The joys of flat-pack furniture, the sense of achievement of almost building it yourself they say.
That sinking feeling when I know I will spend more time than necessary turning the plans this way and that, counting screws and washers, losing some special tool and arguing with the husband about who knows best. Or worse, having to travel 30 miles or so to complain about a missing screw and find they have a whole department dedicated to missing screws, and some smiling assistant produces what you are missing like a magician pulling a playing card from up his sleeve.
I have put shelves in upside down, back to front, missed vital steps and found pieces left over that don’t seem to fit anywhere. The joy of finishing that bathroom cabinet dashed because the hinge was on the wrong side (yes it was an option much earlier on that got skipped over), the delight at a bookshelf finished and finding one of the shelves has a raw edge (that awful MDF) on the front instead of hidden away at the back. Searching frantically one-handed for something to rest the wobbly shelf on while you search for the screw you just dropped on the floor.
Been there, done that.
At the beginning of last winter, we bought a metal-framed thingy for holding logs steady while you chainsawed big bits into small bits. I think there were, at most, 10 pieces in the box and a handful of nuts and bolts, but with only the picture on the front of the box to assemble it by. And yes, we managed to put it together wrong and had to spend half a day dis-assembling it, with blood pressure mounting by the minute.
Yes, self-assembly makes furniture affordable, and to be honest getting that flat-packed table into the car is easier than grappling with it assembled and finding it won’t go in, not even with the boot open.
But the other side of this is that it is often flimsy and won’t withstand the rigours of modern life. They aren’t constructed to last for a lifetime, as had been the case in our parents’ youth when you bought a dining set for THAT room and it never got moved on to somewhere it might not fit perhaps.

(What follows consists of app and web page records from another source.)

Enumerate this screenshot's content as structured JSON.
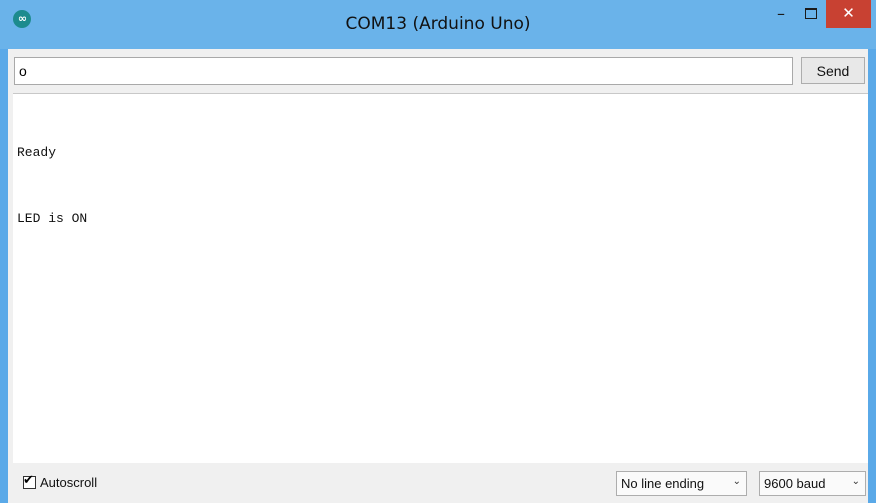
{
  "window": {
    "title": "COM13 (Arduino Uno)",
    "app_icon_glyph": "∞",
    "minimize_glyph": "–",
    "close_glyph": "✕"
  },
  "input": {
    "value": "o",
    "send_label": "Send"
  },
  "output": {
    "lines": [
      "Ready",
      "LED is ON"
    ]
  },
  "bottom": {
    "autoscroll_label": "Autoscroll",
    "autoscroll_checked": true,
    "line_ending": "No line ending",
    "baud": "9600 baud",
    "caret_glyph": "⌄"
  },
  "colors": {
    "titlebar": "#6ab3ea",
    "close_button": "#c84132",
    "app_icon": "#1d8b8e"
  }
}
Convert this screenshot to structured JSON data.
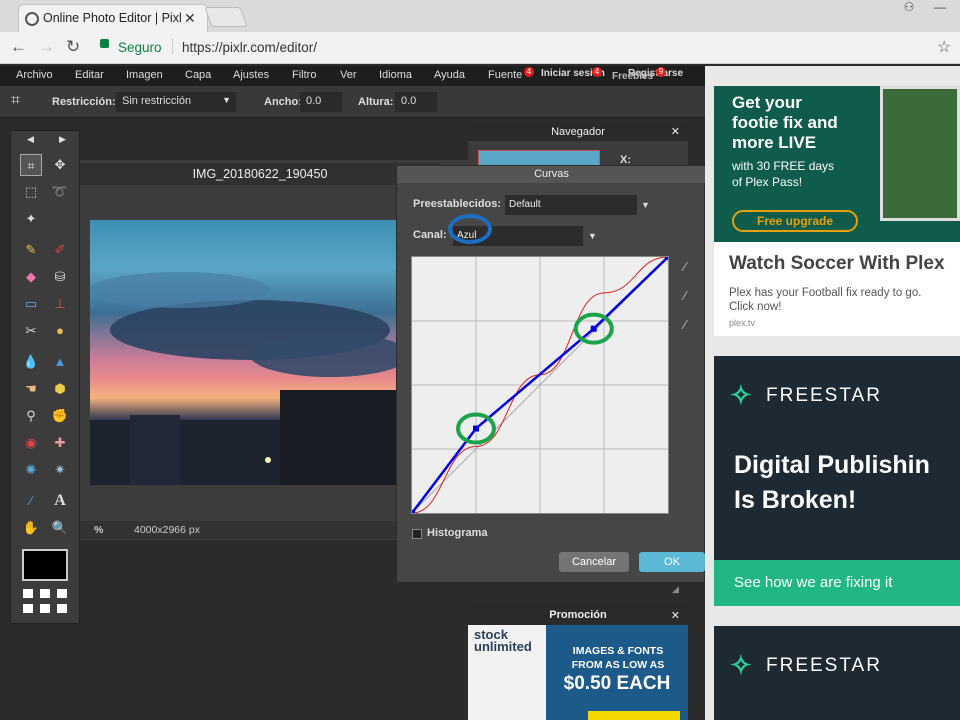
{
  "browser": {
    "tab_title": "Online Photo Editor | Pixlr",
    "tab_close": "✕",
    "secure_label": "Seguro",
    "url": "https://pixlr.com/editor/"
  },
  "menu": {
    "items": [
      "Archivo",
      "Editar",
      "Imagen",
      "Capa",
      "Ajustes",
      "Filtro",
      "Ver",
      "Idioma",
      "Ayuda",
      "Fuente"
    ],
    "overlap_text_1": "Iniciar sesión",
    "overlap_text_2": "Registrarse",
    "overlap_text_3": "Freebies",
    "badges": [
      "4",
      "4",
      "9"
    ]
  },
  "options": {
    "restriction_label": "Restricción:",
    "restriction_value": "Sin restricción",
    "width_label": "Ancho:",
    "width_value": "0.0",
    "height_label": "Altura:",
    "height_value": "0.0"
  },
  "document": {
    "title": "IMG_20180622_190450",
    "zoom_unit": "%",
    "size": "4000x2966 px"
  },
  "navigator": {
    "title": "Navegador",
    "x_label": "X:",
    "close": "✕"
  },
  "curves": {
    "title": "Curvas",
    "presets_label": "Preestablecidos:",
    "presets_value": "Default",
    "channel_label": "Canal:",
    "channel_value": "Azul",
    "histogram_label": "Histograma",
    "cancel": "Cancelar",
    "ok": "OK",
    "blue_curve_points": [
      [
        0,
        0
      ],
      [
        0.25,
        0.33
      ],
      [
        0.71,
        0.72
      ],
      [
        1,
        1
      ]
    ],
    "red_curve_points": [
      [
        0,
        0
      ],
      [
        0.25,
        0.26
      ],
      [
        0.5,
        0.54
      ],
      [
        0.75,
        0.86
      ],
      [
        1,
        1
      ]
    ],
    "colors": {
      "blue": "#0000dd",
      "red": "#e02020",
      "highlight_green": "#1aa34a",
      "highlight_blue": "#1a6fc2"
    }
  },
  "promo": {
    "title": "Promoción",
    "close": "✕",
    "brand": "stock unlimited",
    "headline1": "IMAGES & FONTS",
    "headline2": "FROM AS LOW AS",
    "price": "$0.50 EACH"
  },
  "ads": {
    "ad1": {
      "h1": "Get your",
      "h2": "footie fix and",
      "h3": "more LIVE",
      "sub1": "with 30 FREE days",
      "sub2": "of Plex Pass!",
      "cta": "Free upgrade",
      "title": "Watch Soccer With Plex",
      "body1": "Plex has your Football fix ready to go.",
      "body2": "Click now!",
      "domain": "plex.tv"
    },
    "ad2": {
      "brand": "FREESTAR",
      "head1": "Digital Publishin",
      "head2": "Is Broken!",
      "cta": "See how we are fixing it"
    },
    "ad3": {
      "brand": "FREESTAR"
    }
  }
}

I wonder if you have to have a certain type of brain for this self-assembly lark, where you can picture it at each stage of the journey to completion. Or a latent carpenter. Or a Swedish speaking construction worker!